... Much more often than Gordon Gilbert, every day in fact, I read the 'same old news' about dead Iraqi civilians. Just as in the case of the 3 American soldiers, I and everyone else should not get used to these deaths, these daily killings, not just of 3 but usually over 30, sometimes nearly 100 a day. Perhaps it is easier to forget the killings of so many, because the vast majority of them are not even named by the media, unlike the few US or British soldiers.

Monday 4 September was just another day where the deaths of around 35 civilians made the same old news. Bullet riddled bodies were once again found in the streets of Baghdad and Kut, while US and Iraqi forces raid the house of an Imam in Baquba and kill 5 members of his family, including a 2-month-old baby.

Another child, a 6-year-old, was killed by bombs on Tuesday 5 September, and more Shia pilgrims were shot dead on their way to Karbala.

The killings continued on Wednesday 6 September, when 34 bodies were found, all showing the usual signs of torture. In Baquba a barber and a grocer were shot dead, and another child, a 2-year-old, died a violent death.

On Thursday 7 September the Iraqi government shuts down the Al-Arabiya offices in Baghdad, and the TV station's broadcasting is stopped for a month, for inciting sectarianism. The US hands over army control to Iraq, and at least 44 die in violent incidents. One of the victims was a father driving his teenage daughter to school for an exam.

Around 30 people were killed on Friday 8 September, including a 10-year-old boy killed in his home by gunmen, a mother and child killed by a roadside bomb in the centre of Baghdad, and 3 more pilgrims.

Saturday 9 September was the day of the religious festival the pilgrims were attending. 'The festival ended today without any incident' the Minister of State for National Security stated. But there is no day without violent incidents in Iraq: on Saturday 23 bodies were found (one of them was not actually a body -just a head), and 17 people were reported killed, including 6 grocers found shot dead by the side of the road in Al-Hurriyah market. Another barber was shot dead, and another child was killed in Balad. 2 more children were killed by bombs in Kirkuk.

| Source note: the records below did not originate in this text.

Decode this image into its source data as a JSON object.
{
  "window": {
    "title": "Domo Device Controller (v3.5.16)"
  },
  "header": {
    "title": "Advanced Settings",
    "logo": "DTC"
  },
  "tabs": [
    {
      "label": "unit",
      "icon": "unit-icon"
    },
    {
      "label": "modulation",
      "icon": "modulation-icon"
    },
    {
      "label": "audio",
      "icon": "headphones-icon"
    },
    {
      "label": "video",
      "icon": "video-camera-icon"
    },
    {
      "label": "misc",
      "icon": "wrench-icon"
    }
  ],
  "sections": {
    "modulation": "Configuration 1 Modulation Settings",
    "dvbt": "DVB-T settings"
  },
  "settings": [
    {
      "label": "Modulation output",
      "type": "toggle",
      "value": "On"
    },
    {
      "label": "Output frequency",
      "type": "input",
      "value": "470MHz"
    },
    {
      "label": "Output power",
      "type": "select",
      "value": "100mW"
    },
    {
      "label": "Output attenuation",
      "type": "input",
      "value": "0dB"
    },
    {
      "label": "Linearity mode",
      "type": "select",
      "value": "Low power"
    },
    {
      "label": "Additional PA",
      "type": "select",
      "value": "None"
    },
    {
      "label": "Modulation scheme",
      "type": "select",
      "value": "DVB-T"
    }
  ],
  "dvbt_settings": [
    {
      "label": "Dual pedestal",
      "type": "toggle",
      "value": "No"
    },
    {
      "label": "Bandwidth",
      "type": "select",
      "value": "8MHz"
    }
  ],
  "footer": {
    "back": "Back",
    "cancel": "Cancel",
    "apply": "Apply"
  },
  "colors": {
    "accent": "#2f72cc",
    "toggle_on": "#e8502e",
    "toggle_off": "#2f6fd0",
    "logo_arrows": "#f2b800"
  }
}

The week ended with around 30 reported deaths on Sunday 10 September. Among the dead were 4 oil refinery employees on their way home from work. Just like the grocers, the market traders, the police officers, the bakers, the barbers, and all the others killed while trying to earn a living in today's Iraq, those oil refinery workers should not simply become 'same old news'. And we must never get used to their deaths.